Over the years, Dr. Robinson hired several local girls as dental assistants, but his wife, DeLila, was a very talented, stalwart and appreciated office manager and assistant for many years. On January 27, 1912, Clarence and DeLila Bingham were married in the Salt Lake LDS Temple. The couple had one son and three daughters--Robert F., Ruth, Patricia and Audrey.
Dr. Robinson was a very popular dentist. Some of his methods were antiquated by modern standards, but his Layton and Kaysville patients appreciated his skills because of his extensive professional training. No longer was it necessary to have a tooth extracted by the local blacksmith--after 1919, a trained dentist had an office in Layton.
Dr. Robinson was a lifetime member of the National Dental Association. He was president of the Davis County Dental Association for many years and worked with dentists throughout the state to promote improved dental health. He was also active in community affairs in both Layton and Farmington. He was one of the first members of the Farmington Lions Club and he was an early officer in the Layton Commercial Club. Because of his love of horses, Dr. Robinson was one of the founders of the Davis County Mounted Posse, and he was that group's first commander.
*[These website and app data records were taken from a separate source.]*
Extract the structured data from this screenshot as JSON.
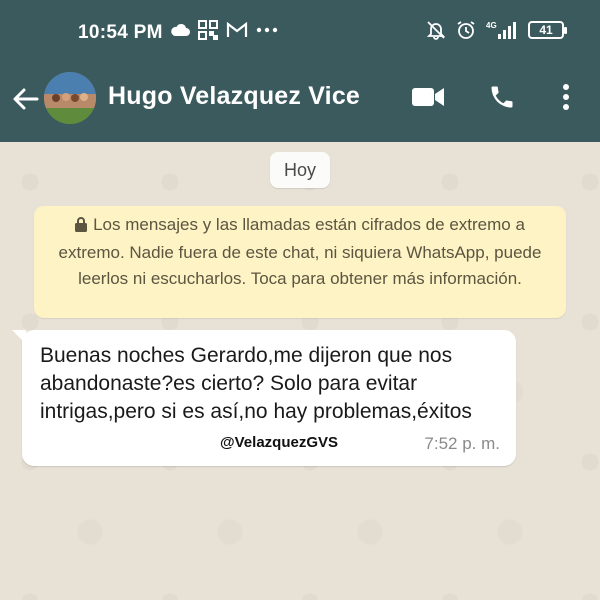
{
  "status_bar": {
    "time": "10:54 PM",
    "left_icons": [
      "cloud-icon",
      "qr-app-icon",
      "gmail-icon",
      "more-dots-icon"
    ],
    "right_icons": [
      "mute-icon",
      "alarm-icon",
      "signal-4g-icon"
    ],
    "network": "4G",
    "battery": "41"
  },
  "header": {
    "back_icon": "arrow-left-icon",
    "contact_name": "Hugo Velazquez Vice",
    "actions": [
      "video-call-icon",
      "phone-icon",
      "more-vert-icon"
    ]
  },
  "chat": {
    "date_label": "Hoy",
    "encryption_notice": "Los mensajes y las llamadas están cifrados de extremo a extremo. Nadie fuera de este chat, ni siquiera WhatsApp, puede leerlos ni escucharlos. Toca para obtener más información.",
    "messages": [
      {
        "direction": "incoming",
        "text": "Buenas noches Gerardo,me dijeron que nos abandonaste?es cierto? Solo para evitar intrigas,pero si es así,no hay problemas,éxitos",
        "time": "7:52 p. m."
      }
    ],
    "watermark": "@VelazquezGVS"
  },
  "colors": {
    "header_bg": "#3b5a5e",
    "chat_bg": "#e8e1d6",
    "notice_bg": "#fdf3c5",
    "bubble_bg": "#ffffff"
  }
}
He was also responsible for digging up an old cannon which the first LDS pioneers brought to Davis County. The cannon was discovered buried in the mud near Lagoon Lake. Dr. Robinson also rescued the school bell from Farmington's first log school. Today, these antiques can be seen in the Farmingtin City Museum.
In the 1920s, Dr. Robinson was awarded the famous Carnegie Bronze Medal for saving the lives of Mrs. Nettie Nibley and two-year-old Marjorie Christensen during the 1922 Farmington flood that leveled a large section of Farmington near the mouth of Farmington Canyon. He fitted the Andrew Carnegie definition of a "hero of civilization" who "saved two lives with full knowledge of the danger involved and no thought of reward." Dr. Robinson was ill at the time of the rescue and he later developed health problems that plagued him for the rest of his life.
Dr. Robinson was also a Layton hero. His dedication to the improvement of the city was commendable. As the city's first trained dentist, he offered a valuable service to hundreds of patients at a time when citizens were just being introduced to the asdvanatges of good dental health. Dr. Robinson's dental practice lasted fifty years. He retired in 1969.
Dr. Robert Clarence Robinson died on April 26, 1984 at the age of 97. He was buried in the Farmington City Cemetery.